PROBLEM DESCRIPTION: Your job is to return every line in the data holding the string "enrichment".
*** INFORMATION SUPPLIED Section Begins ***
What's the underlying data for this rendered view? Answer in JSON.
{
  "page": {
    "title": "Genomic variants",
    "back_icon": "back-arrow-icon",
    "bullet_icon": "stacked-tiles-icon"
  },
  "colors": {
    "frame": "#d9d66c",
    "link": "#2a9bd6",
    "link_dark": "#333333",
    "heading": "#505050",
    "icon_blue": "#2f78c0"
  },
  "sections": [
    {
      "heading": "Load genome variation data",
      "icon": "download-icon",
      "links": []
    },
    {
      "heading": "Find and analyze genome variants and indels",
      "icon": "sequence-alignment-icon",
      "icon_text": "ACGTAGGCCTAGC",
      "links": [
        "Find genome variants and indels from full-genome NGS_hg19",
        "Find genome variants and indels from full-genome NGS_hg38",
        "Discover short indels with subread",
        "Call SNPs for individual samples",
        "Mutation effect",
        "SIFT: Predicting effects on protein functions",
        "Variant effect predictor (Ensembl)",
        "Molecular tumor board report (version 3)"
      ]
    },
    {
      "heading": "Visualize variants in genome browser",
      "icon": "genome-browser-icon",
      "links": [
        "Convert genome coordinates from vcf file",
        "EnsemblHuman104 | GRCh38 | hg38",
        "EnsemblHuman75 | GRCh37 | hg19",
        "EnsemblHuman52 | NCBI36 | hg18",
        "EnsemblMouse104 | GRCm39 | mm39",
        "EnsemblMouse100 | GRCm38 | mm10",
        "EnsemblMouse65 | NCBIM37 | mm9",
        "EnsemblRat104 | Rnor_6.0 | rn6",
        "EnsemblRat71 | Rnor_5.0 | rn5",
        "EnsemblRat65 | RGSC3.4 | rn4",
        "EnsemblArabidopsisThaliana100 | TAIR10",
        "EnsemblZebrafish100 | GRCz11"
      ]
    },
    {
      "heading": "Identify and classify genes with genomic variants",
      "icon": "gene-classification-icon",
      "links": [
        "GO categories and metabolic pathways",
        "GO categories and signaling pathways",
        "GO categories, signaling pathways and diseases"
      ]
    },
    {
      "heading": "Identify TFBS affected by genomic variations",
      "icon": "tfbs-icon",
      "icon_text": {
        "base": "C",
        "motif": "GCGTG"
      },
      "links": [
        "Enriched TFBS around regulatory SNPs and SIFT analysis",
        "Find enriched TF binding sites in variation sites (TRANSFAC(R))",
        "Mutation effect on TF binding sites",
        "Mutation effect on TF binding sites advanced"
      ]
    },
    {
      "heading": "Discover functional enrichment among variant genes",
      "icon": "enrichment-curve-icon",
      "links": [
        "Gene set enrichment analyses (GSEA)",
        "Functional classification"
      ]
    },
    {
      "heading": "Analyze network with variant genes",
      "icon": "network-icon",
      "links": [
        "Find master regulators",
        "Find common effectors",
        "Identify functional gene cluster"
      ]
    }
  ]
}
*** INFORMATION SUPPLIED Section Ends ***
YOUR RESPONSE:
      "heading": "Discover functional enrichment among variant genes",
      "icon": "enrichment-curve-icon",
        "Gene set enrichment analyses (GSEA)",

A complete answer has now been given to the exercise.